Capital News Service
LANSING — With national Equal Pay Day coming on April 10, gender equity proponents in the Legislature are working to get Gov. Rick Snyder to veto a bill that would prevent municipalities from deciding whether local employers can request a job candidate’s wage history.
The bill, which passed the House and Senate, is sponsored by Sen. John Proos, R-St. Joseph, would expand a current ban on local government regulation of information from job applicants.
Rep. Donna Lasinski, D-Scio Township, who voted against the bill, said there hasn’t been significant action taken on equal pay since the federal Equal Pay Act was signed into law 55 years ago with the purpose of abolishing wage disparity based on gender,
Lasinski said there are two aspects of the bill she opposes: restricting the ability of communities to innovate and trying to preempt local action that may help close the gap.
The National Partnership for Women and Families’ latest report shows that in Michigan, women on average are paid 74 cents for every dollar paid to men. The group, based in Washington, D.C., said that women in Michigan lose nearly $23 billion a year due to the pay gap.
The gap is even more pronounced in ethnic groups such as black and Latina women, the report said.
“One of the things that perpetuates the pay gap is folks consistently being paid based on the salary history of their previous job versus the pay for the skills required to do the current job,” Lasinski said.

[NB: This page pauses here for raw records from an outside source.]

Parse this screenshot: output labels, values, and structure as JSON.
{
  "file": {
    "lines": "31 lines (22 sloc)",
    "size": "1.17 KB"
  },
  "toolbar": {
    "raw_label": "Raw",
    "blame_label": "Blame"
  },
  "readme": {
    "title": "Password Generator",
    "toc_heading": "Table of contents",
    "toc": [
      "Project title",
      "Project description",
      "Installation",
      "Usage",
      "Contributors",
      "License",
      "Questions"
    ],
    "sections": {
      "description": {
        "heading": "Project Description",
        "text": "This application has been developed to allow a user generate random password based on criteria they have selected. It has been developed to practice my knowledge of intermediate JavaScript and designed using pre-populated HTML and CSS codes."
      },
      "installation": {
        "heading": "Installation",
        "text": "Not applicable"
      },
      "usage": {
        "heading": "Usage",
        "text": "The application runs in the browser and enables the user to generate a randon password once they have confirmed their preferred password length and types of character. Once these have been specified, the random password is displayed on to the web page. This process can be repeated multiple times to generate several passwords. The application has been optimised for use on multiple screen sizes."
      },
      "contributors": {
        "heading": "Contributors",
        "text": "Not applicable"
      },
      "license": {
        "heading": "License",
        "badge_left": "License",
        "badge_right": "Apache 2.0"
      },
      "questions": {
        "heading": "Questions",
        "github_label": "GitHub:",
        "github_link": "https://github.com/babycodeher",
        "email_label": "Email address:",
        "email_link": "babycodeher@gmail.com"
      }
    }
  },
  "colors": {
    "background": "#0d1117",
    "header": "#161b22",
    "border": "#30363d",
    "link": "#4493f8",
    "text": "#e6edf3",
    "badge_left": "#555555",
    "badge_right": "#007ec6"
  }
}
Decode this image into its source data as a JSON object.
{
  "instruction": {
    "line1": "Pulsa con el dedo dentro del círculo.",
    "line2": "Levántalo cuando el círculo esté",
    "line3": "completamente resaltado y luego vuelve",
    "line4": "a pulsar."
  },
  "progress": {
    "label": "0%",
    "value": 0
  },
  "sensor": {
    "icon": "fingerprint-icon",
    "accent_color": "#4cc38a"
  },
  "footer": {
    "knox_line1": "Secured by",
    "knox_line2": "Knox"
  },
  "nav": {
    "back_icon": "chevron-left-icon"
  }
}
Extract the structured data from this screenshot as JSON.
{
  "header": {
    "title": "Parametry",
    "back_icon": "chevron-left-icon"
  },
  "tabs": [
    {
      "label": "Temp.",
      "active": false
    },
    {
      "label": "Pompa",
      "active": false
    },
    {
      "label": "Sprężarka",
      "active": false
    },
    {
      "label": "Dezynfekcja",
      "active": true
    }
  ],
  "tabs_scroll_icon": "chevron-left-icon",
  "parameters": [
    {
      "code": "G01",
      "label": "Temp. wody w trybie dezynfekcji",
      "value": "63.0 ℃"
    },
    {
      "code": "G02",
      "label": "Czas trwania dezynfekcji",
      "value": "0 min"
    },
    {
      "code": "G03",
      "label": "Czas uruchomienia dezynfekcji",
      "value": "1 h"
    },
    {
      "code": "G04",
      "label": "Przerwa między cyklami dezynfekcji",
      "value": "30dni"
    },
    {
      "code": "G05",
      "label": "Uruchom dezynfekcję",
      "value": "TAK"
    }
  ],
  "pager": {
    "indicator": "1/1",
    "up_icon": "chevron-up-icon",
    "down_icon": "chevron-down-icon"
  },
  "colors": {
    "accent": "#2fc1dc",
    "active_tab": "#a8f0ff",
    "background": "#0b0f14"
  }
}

Gender pay proponents are writing letters to Snyder, urging a veto, Lasinski said.
The move to limit local governments from passing wage history ordinances comes as part of an accelerating trend from the Legislature to reduce local government autonomy.
“There has been a tightening from the state level on the ability of local governments to do what’s best for the local community,” Lasinski said. “We have had several bills over this session that restrict local government from innovating in their own communities and from ensuring that, as local elected officials, they’re doing what’s right and best by their communities.”
For equal pay supporters and advocacy groups, Lasinski says the effort to achieve pay equity is taking place on many levels.
The Progressive Women’s Caucus in the Legislature supports a 14-bill package with items that its members say are needed to close the gap. One bill in that package would establish an award program for employers that achieve progress in equalizing pay for men and women.
The package will be highlighted on April 10 at the Equal Pay Legislative Day rally at the Capitol.
“It’s not until April 10 that women and men in Michigan receive equal pay. So essentially women have been working for free up until April 10,” Lasinski said.
By GLORIA NZEKA